TO DO: Copy, from the data below, every line that has "symbol" in it.
———
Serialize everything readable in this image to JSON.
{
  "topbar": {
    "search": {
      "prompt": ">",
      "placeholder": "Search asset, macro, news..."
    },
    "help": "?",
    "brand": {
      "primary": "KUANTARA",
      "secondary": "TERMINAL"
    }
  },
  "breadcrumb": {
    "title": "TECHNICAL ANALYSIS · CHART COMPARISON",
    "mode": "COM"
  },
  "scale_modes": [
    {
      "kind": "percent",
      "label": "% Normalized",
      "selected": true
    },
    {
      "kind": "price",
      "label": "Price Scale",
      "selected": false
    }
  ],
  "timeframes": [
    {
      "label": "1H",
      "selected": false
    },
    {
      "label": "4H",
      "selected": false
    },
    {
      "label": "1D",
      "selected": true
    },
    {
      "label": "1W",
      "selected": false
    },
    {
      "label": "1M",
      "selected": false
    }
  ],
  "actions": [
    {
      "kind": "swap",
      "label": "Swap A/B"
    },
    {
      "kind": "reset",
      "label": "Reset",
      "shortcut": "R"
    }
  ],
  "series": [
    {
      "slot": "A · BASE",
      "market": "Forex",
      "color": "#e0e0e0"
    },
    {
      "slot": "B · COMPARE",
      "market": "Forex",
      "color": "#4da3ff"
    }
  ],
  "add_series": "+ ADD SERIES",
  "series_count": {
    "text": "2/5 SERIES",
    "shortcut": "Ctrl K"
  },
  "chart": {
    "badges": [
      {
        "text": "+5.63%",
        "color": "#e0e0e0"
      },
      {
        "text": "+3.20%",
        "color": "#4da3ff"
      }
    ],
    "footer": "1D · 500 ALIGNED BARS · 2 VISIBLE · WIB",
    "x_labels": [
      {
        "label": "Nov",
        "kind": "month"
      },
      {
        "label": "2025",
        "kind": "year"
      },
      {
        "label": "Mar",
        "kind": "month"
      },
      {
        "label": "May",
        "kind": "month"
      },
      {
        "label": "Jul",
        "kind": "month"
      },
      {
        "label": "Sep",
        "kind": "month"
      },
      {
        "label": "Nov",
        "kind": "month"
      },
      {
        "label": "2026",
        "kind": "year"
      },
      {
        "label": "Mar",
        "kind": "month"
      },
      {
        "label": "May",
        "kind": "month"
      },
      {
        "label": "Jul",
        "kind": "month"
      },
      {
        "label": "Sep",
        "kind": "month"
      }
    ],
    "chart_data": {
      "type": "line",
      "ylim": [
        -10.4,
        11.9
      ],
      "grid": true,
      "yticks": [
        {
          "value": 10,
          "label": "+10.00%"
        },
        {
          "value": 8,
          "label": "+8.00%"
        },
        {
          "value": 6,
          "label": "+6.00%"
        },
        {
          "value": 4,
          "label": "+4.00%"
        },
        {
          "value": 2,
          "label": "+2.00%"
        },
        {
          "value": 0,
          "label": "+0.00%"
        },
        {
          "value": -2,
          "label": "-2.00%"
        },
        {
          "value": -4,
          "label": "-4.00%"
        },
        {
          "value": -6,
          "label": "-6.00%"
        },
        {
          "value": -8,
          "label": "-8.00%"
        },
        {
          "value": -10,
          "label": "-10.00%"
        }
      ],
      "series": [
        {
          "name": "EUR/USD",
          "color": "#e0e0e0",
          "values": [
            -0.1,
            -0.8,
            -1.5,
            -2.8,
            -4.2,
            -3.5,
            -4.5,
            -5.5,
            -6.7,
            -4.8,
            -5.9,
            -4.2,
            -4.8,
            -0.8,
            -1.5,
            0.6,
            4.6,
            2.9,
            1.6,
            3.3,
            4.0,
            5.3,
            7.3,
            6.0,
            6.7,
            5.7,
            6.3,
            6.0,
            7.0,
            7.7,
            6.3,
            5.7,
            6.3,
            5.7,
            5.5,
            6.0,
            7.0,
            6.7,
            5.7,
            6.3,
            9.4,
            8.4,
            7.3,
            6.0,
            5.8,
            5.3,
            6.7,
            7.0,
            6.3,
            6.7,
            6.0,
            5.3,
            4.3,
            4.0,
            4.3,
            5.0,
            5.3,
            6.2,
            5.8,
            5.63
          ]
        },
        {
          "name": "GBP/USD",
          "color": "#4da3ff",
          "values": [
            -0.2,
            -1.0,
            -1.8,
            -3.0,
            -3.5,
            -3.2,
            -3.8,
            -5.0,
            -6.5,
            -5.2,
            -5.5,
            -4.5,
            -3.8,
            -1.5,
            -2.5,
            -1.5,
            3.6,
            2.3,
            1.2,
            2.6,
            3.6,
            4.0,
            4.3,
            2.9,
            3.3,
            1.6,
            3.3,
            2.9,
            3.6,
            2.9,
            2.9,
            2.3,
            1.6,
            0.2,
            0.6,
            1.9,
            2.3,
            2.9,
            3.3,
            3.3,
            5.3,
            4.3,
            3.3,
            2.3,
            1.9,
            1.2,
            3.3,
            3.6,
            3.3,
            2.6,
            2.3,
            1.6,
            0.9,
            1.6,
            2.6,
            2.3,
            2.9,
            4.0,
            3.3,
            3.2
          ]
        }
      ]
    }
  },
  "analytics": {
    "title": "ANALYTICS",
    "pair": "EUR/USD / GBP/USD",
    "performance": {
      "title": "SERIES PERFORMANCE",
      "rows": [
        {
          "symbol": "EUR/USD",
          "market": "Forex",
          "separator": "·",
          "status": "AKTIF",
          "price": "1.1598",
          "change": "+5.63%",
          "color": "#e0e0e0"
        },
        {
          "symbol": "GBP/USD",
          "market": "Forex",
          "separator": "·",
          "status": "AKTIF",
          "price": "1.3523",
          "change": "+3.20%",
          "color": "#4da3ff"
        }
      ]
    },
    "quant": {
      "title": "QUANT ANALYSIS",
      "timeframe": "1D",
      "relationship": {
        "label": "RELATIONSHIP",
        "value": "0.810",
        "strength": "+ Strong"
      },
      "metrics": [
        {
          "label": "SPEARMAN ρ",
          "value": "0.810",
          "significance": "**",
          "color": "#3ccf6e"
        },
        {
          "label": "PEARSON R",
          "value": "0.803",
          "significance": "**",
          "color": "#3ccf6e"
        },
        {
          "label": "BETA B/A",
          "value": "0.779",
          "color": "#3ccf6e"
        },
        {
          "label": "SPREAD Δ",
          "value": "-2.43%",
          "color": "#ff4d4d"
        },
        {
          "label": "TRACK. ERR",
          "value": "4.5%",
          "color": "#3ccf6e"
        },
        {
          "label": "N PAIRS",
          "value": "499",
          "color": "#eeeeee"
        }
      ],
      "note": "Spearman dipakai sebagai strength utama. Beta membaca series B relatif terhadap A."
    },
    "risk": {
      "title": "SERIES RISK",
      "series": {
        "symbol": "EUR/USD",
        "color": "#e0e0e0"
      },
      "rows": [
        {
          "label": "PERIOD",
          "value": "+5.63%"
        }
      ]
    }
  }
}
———
TASK ANSWER:
          "symbol": "EUR/USD",
          "symbol": "GBP/USD",
        "symbol": "EUR/USD",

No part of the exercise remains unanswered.